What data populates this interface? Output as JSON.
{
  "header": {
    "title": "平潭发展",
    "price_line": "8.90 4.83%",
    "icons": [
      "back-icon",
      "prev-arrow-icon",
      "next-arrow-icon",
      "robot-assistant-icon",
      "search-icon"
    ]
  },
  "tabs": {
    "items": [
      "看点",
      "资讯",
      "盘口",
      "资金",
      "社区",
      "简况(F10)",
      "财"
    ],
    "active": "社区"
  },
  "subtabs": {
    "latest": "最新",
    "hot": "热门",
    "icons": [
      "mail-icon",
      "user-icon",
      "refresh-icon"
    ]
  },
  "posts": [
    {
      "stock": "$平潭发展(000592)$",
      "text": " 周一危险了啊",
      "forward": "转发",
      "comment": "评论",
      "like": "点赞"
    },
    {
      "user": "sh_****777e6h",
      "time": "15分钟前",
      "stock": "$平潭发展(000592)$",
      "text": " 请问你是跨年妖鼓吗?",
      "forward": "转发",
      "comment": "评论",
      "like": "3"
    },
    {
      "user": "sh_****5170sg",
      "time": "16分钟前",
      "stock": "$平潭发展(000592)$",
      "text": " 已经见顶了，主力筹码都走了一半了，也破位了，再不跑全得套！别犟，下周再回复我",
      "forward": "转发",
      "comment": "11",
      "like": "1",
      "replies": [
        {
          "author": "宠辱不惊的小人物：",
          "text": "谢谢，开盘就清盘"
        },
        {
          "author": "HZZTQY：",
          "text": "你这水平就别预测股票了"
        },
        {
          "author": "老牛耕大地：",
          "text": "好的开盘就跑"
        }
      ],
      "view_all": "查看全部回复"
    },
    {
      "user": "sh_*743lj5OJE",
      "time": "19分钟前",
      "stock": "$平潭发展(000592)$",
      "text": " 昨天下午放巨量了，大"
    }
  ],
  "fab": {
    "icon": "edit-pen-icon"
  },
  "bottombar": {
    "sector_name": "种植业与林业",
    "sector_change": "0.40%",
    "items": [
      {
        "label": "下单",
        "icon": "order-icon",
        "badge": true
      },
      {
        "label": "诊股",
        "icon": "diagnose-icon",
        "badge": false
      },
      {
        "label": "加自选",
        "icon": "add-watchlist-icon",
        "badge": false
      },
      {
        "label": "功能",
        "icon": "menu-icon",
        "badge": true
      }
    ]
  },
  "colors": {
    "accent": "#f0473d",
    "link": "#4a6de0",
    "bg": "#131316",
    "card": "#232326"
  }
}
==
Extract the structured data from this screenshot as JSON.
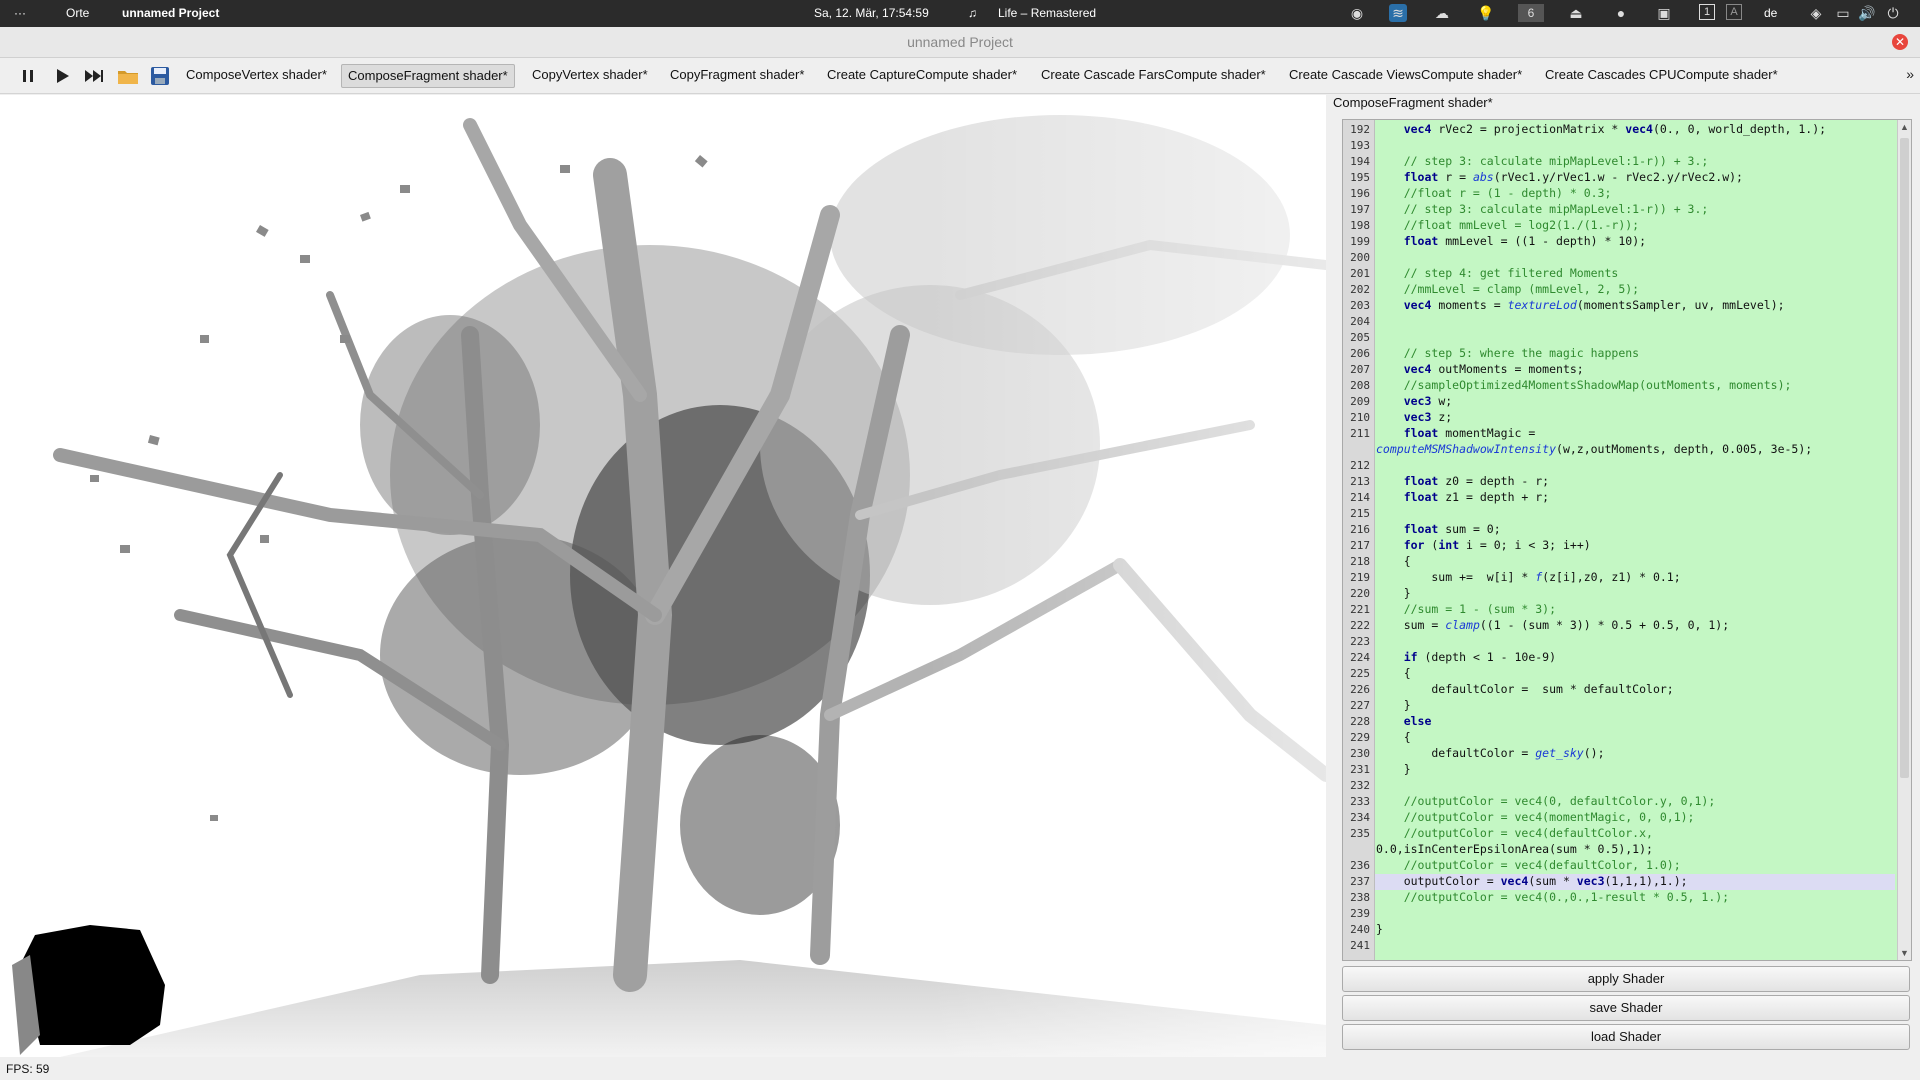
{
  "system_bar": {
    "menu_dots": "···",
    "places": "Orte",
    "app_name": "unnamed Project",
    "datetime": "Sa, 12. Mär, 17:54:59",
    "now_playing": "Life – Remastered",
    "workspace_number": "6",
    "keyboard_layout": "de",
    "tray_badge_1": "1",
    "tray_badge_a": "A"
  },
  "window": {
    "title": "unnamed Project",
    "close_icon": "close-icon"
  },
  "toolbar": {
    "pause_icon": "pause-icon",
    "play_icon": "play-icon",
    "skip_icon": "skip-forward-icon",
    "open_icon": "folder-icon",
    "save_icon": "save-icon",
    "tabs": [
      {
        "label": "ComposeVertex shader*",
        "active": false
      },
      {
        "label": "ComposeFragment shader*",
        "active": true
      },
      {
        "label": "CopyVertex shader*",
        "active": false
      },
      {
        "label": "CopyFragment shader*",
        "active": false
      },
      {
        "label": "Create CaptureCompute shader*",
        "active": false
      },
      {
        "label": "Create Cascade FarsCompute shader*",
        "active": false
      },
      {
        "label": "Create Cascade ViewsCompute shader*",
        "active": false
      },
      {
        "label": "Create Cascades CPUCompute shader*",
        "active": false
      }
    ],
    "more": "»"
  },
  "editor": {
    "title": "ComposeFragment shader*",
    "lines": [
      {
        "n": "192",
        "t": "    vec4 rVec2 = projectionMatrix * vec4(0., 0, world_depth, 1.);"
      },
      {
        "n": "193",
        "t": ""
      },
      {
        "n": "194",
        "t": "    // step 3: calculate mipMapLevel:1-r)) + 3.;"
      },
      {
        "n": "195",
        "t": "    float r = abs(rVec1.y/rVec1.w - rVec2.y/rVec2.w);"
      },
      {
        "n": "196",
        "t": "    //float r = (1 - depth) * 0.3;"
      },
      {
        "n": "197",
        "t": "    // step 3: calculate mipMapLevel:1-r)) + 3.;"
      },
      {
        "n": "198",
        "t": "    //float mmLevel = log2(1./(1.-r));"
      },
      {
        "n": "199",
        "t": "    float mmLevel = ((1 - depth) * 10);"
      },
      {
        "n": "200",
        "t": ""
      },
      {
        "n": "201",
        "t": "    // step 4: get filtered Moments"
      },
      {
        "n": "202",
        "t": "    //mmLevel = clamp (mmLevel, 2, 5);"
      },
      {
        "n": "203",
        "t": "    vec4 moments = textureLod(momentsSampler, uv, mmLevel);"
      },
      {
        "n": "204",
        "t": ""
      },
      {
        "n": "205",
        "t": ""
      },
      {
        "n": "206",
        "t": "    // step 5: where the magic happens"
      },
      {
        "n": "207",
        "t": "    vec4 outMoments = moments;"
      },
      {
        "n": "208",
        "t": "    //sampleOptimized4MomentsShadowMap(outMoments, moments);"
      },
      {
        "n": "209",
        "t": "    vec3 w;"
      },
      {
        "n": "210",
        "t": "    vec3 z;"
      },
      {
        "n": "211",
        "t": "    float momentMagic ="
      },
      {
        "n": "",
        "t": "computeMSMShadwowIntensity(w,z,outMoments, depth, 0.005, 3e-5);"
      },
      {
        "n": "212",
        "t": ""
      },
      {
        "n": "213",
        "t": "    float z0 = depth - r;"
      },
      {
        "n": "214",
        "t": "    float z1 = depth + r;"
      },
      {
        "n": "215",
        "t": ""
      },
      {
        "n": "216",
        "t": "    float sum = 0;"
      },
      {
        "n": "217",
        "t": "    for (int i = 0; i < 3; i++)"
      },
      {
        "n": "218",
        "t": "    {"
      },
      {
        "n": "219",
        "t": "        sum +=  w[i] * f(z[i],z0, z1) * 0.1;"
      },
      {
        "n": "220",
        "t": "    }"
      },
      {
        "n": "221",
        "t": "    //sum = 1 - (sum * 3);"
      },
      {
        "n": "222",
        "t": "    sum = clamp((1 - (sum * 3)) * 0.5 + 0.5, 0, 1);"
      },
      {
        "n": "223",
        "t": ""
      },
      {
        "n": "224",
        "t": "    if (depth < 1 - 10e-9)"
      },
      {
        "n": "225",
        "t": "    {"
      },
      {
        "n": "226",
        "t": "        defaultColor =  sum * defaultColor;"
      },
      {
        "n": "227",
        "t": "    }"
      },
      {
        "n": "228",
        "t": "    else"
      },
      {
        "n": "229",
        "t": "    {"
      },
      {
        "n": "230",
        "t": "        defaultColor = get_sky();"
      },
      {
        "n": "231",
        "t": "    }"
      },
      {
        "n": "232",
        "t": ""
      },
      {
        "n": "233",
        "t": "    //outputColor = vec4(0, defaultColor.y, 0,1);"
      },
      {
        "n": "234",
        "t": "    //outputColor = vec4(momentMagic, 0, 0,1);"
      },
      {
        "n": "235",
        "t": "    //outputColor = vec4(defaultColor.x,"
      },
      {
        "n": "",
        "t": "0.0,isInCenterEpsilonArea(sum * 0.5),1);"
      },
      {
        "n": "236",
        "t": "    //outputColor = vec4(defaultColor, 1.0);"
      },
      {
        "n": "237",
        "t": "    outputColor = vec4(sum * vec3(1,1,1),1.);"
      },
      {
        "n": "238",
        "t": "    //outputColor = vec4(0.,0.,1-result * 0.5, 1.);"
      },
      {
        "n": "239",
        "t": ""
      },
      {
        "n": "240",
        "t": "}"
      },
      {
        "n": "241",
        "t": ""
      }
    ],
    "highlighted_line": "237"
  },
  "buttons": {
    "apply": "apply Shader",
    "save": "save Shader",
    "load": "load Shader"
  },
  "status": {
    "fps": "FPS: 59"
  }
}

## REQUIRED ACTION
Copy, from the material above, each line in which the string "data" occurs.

## TASK RESULT
What data populates this interface? Output as JSON.
Extract the structured data from this screenshot as JSON.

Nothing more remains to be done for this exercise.